Our story goes back over 40 years ago, where it all started in the street restaurants of Hong Kong. The techniques and recipes of our signature dishes have been mastered through the years and made their way to New York City.


Our owner and his parents originate from China. During the father’s years in China, he perfected many styles of authentic Chinese recipes while working as a chef. The family decided to migrate to Hong Kong in 1958.


Inspired by the street food scene of Hong Kong, the father opened his own street restaurant in 1964. Dai pai dong, as they are commonly referred to in Hong Kong, are street food stalls which played a quintessential part of Hong Kong’s food culture in the 1950s and 60s.


The restaurant continued flourishing until the 1980s. During this time, street restaurants began to shutdown due to stricter regulations. Our owner’s father continued to gather experience through cooking at many different restaurants until he perfected his recipes of Cha Siu (roast pork), dim sum, and clay potted rice.

Modern Day

In his father’s days, Roast Pork and Roast Duck were roasted using the deep well technique. The ducks were hung inside of a clay oven, roasted over a wood fire. Today, our restaurant uses modern day technology and advanced cooking techniques to replicate the olden day deep well process while keeping the same authentic quality and taste. Although new technology and techniques are available to everyone, our family recipe perfected throughout many years is what creates our special taste.

Our authentic clay pot rice is cooked and infused with Chinese sausage to give a rich flavor. While cooking, the vegetables and meats lay on top of the rice and flavorful juices slowly drip and sink into the rice for a mouthwatering end product.

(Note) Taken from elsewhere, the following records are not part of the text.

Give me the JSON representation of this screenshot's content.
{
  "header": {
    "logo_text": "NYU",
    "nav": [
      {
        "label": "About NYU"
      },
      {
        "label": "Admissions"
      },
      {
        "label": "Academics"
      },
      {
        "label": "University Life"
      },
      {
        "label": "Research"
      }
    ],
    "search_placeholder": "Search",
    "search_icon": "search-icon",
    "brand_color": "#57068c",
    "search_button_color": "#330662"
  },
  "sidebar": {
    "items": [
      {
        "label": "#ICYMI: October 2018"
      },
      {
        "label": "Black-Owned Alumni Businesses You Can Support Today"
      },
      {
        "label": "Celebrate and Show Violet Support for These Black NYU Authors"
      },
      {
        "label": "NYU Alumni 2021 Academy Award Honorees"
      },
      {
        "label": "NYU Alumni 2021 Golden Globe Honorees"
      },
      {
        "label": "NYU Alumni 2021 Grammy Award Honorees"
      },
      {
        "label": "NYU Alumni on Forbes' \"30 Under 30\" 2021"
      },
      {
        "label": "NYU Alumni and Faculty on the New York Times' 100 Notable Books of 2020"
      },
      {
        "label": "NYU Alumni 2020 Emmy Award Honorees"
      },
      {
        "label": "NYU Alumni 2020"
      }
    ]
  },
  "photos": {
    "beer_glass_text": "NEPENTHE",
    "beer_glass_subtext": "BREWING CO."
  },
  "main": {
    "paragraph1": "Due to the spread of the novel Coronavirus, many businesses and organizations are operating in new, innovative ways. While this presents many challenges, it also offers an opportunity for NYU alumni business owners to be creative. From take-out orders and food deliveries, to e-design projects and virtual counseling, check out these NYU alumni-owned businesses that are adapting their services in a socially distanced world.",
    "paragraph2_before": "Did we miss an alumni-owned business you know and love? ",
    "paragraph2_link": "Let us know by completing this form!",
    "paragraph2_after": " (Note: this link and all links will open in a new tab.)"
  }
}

Our Bamboo Pole (Zhusheng) noodles are a traditional local dish of the Guangdong Province of southern China. They are traditionally made with no water and duck eggs, instead of chicken eggs, to give a stronger egg flavor. The dough is kneaded using a thick bamboo pole. A person sits on one end of the pole while the other end is fixed onto the table, creating a seesaw motion and pressing the dough until it becomes an evenly thin sheet. This process gives the noodles a unique toughness. The thin sheet of dough is then cut up into thin noodles or wonton skins.